__YOUR INSTRUCTIONS__
Set down the entries below exactly; drop the pictures.
Segment Start: INFORMATION GIVEN
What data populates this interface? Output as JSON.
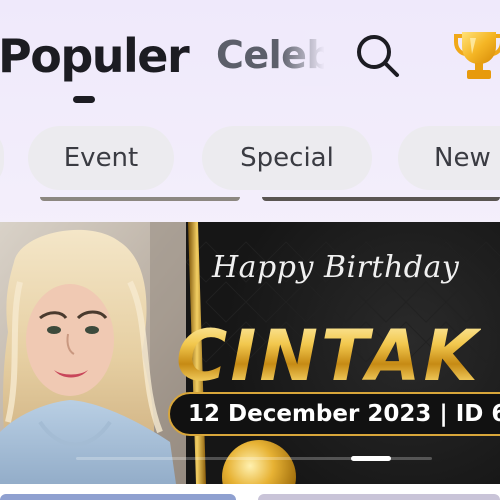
{
  "tabs": {
    "active": "Populer",
    "next": "Celeb"
  },
  "icons": {
    "search": "search-icon",
    "trophy": "trophy-icon"
  },
  "chips": [
    {
      "label": ""
    },
    {
      "label": "Event"
    },
    {
      "label": "Special"
    },
    {
      "label": "New"
    }
  ],
  "banner": {
    "greeting": "Happy Birthday",
    "name": "CINTAK",
    "date_line": "12 December 2023 | ID 6"
  },
  "colors": {
    "tab_text": "#1c1c22",
    "tab_inactive": "#5c5f6a",
    "chip_bg": "#ecebef",
    "gold": "#e7b83a",
    "banner_bg": "#141414"
  }
}
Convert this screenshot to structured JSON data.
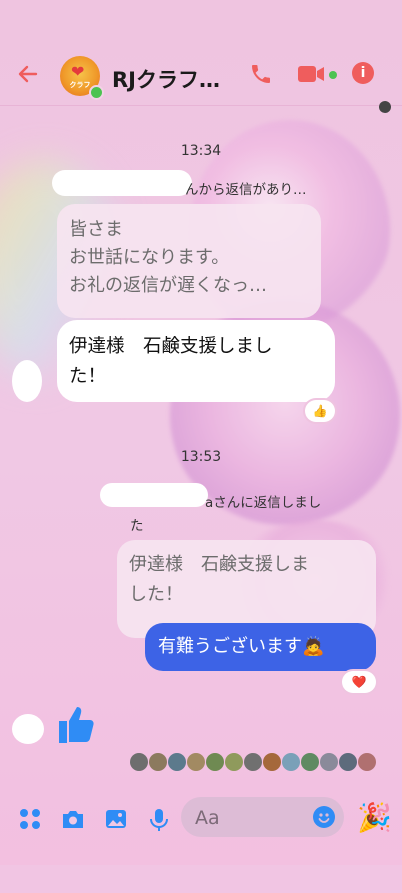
{
  "header": {
    "title": "RJクラフ…",
    "avatar_brand": "クラフ"
  },
  "messages": {
    "time1": "13:34",
    "reply1_note": "んから返信があり…",
    "quote1_lines": [
      "皆さま",
      "お世話になります。",
      "お礼の返信が遅くなっ…"
    ],
    "msg1_lines": [
      "伊達様　石鹸支援しまし",
      "た！"
    ],
    "reaction1": "👍",
    "time2": "13:53",
    "reply2_note_line1": "aさんに返信しまし",
    "reply2_note_line2": "た",
    "quote2_lines": [
      "伊達様　石鹸支援しま",
      "した！"
    ],
    "msg2": "有難うございます🙇",
    "reaction2": "❤️"
  },
  "composer": {
    "placeholder": "Aa"
  },
  "colors": {
    "accent": "#ef5d5d",
    "bubble_blue": "#3d63e6",
    "like_blue": "#2f8cf5"
  },
  "icons": [
    "back-arrow-icon",
    "phone-icon",
    "video-camera-icon",
    "info-icon",
    "apps-icon",
    "camera-icon",
    "gallery-icon",
    "microphone-icon",
    "emoji-icon",
    "party-popper-icon",
    "thumbs-up-icon"
  ]
}
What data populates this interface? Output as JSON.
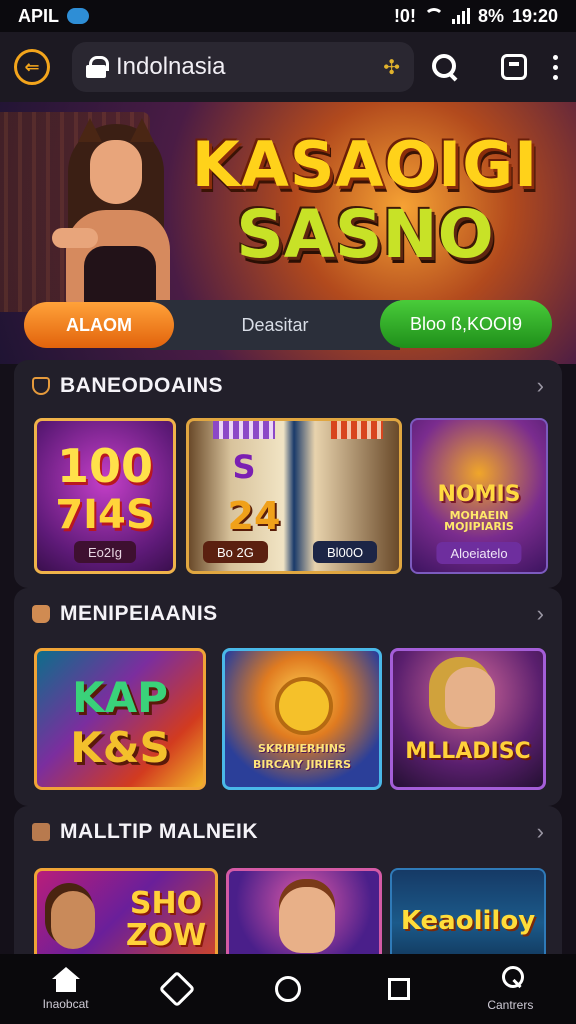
{
  "status_bar": {
    "carrier": "APIL",
    "signal_extra": "!0!",
    "battery": "8%",
    "time": "19:20"
  },
  "app_bar": {
    "url": "Indolnasia"
  },
  "hero": {
    "title_line1": "KASAOIGI",
    "title_line2": "SASNO",
    "button_left": "ALAOM",
    "center_text": "Deasitar",
    "button_right": "Bloo ß,KOOI9"
  },
  "sections": [
    {
      "title": "BANEODOAINS",
      "cards": [
        {
          "big1": "100",
          "big2": "7I4S",
          "label": "Eo2Ig"
        },
        {
          "big1": "S",
          "big2": "24",
          "label_left": "Bo 2G",
          "label_right": "Bl00O"
        },
        {
          "big1": "NOMIS",
          "big2": "MOHAEIN MOJIPIARIS",
          "label": "Aloeiatelo"
        }
      ]
    },
    {
      "title": "MENIPEIAANIS",
      "cards": [
        {
          "big1": "KAP",
          "big2": "K&S"
        },
        {
          "big1": "SKRIBIERHINS",
          "big2": "BIRCAIY JIRIERS"
        },
        {
          "big1": "MLLADISC"
        }
      ]
    },
    {
      "title": "MALLTIP MALNEIK",
      "cards": [
        {
          "big1": "SHO",
          "big2": "ZOW"
        },
        {
          "big1": ""
        },
        {
          "big1": "Keaoliloy"
        }
      ]
    }
  ],
  "bottom_nav": [
    {
      "label": "Inaobcat",
      "icon": "home-icon"
    },
    {
      "label": "",
      "icon": "puzzle-icon"
    },
    {
      "label": "",
      "icon": "circle-icon"
    },
    {
      "label": "",
      "icon": "square-icon"
    },
    {
      "label": "Cantrers",
      "icon": "person-icon"
    }
  ]
}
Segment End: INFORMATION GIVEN
__RESPONSE__
What data populates this interface? Output as JSON.
{
  "tabs": {
    "active": "Populer",
    "next": "Celeb"
  },
  "icons": {
    "search": "search-icon",
    "trophy": "trophy-icon"
  },
  "chips": [
    {
      "label": ""
    },
    {
      "label": "Event"
    },
    {
      "label": "Special"
    },
    {
      "label": "New"
    }
  ],
  "banner": {
    "greeting": "Happy Birthday",
    "name": "CINTAK",
    "date_line": "12 December 2023 | ID 6"
  },
  "colors": {
    "tab_text": "#1c1c22",
    "tab_inactive": "#5c5f6a",
    "chip_bg": "#ecebef",
    "gold": "#e7b83a",
    "banner_bg": "#141414"
  }
}
Convert this screenshot to structured JSON data.
{
  "header": {
    "title": "RJクラフ…",
    "avatar_brand": "クラフ"
  },
  "messages": {
    "time1": "13:34",
    "reply1_note": "んから返信があり…",
    "quote1_lines": [
      "皆さま",
      "お世話になります。",
      "お礼の返信が遅くなっ…"
    ],
    "msg1_lines": [
      "伊達様　石鹸支援しまし",
      "た！"
    ],
    "reaction1": "👍",
    "time2": "13:53",
    "reply2_note_line1": "aさんに返信しまし",
    "reply2_note_line2": "た",
    "quote2_lines": [
      "伊達様　石鹸支援しま",
      "した！"
    ],
    "msg2": "有難うございます🙇",
    "reaction2": "❤️"
  },
  "composer": {
    "placeholder": "Aa"
  },
  "colors": {
    "accent": "#ef5d5d",
    "bubble_blue": "#3d63e6",
    "like_blue": "#2f8cf5"
  },
  "icons": [
    "back-arrow-icon",
    "phone-icon",
    "video-camera-icon",
    "info-icon",
    "apps-icon",
    "camera-icon",
    "gallery-icon",
    "microphone-icon",
    "emoji-icon",
    "party-popper-icon",
    "thumbs-up-icon"
  ]
}
What data populates this interface? Output as JSON.
{
  "status_bar": {
    "carrier": "APIL",
    "signal_extra": "!0!",
    "battery": "8%",
    "time": "19:20"
  },
  "app_bar": {
    "url": "Indolnasia"
  },
  "hero": {
    "title_line1": "KASAOIGI",
    "title_line2": "SASNO",
    "button_left": "ALAOM",
    "center_text": "Deasitar",
    "button_right": "Bloo ß,KOOI9"
  },
  "sections": [
    {
      "title": "BANEODOAINS",
      "cards": [
        {
          "big1": "100",
          "big2": "7I4S",
          "label": "Eo2Ig"
        },
        {
          "big1": "S",
          "big2": "24",
          "label_left": "Bo 2G",
          "label_right": "Bl00O"
        },
        {
          "big1": "NOMIS",
          "big2": "MOHAEIN MOJIPIARIS",
          "label": "Aloeiatelo"
        }
      ]
    },
    {
      "title": "MENIPEIAANIS",
      "cards": [
        {
          "big1": "KAP",
          "big2": "K&S"
        },
        {
          "big1": "SKRIBIERHINS",
          "big2": "BIRCAIY JIRIERS"
        },
        {
          "big1": "MLLADISC"
        }
      ]
    },
    {
      "title": "MALLTIP MALNEIK",
      "cards": [
        {
          "big1": "SHO",
          "big2": "ZOW"
        },
        {
          "big1": ""
        },
        {
          "big1": "Keaoliloy"
        }
      ]
    }
  ],
  "bottom_nav": [
    {
      "label": "Inaobcat",
      "icon": "home-icon"
    },
    {
      "label": "",
      "icon": "puzzle-icon"
    },
    {
      "label": "",
      "icon": "circle-icon"
    },
    {
      "label": "",
      "icon": "square-icon"
    },
    {
      "label": "Cantrers",
      "icon": "person-icon"
    }
  ]
}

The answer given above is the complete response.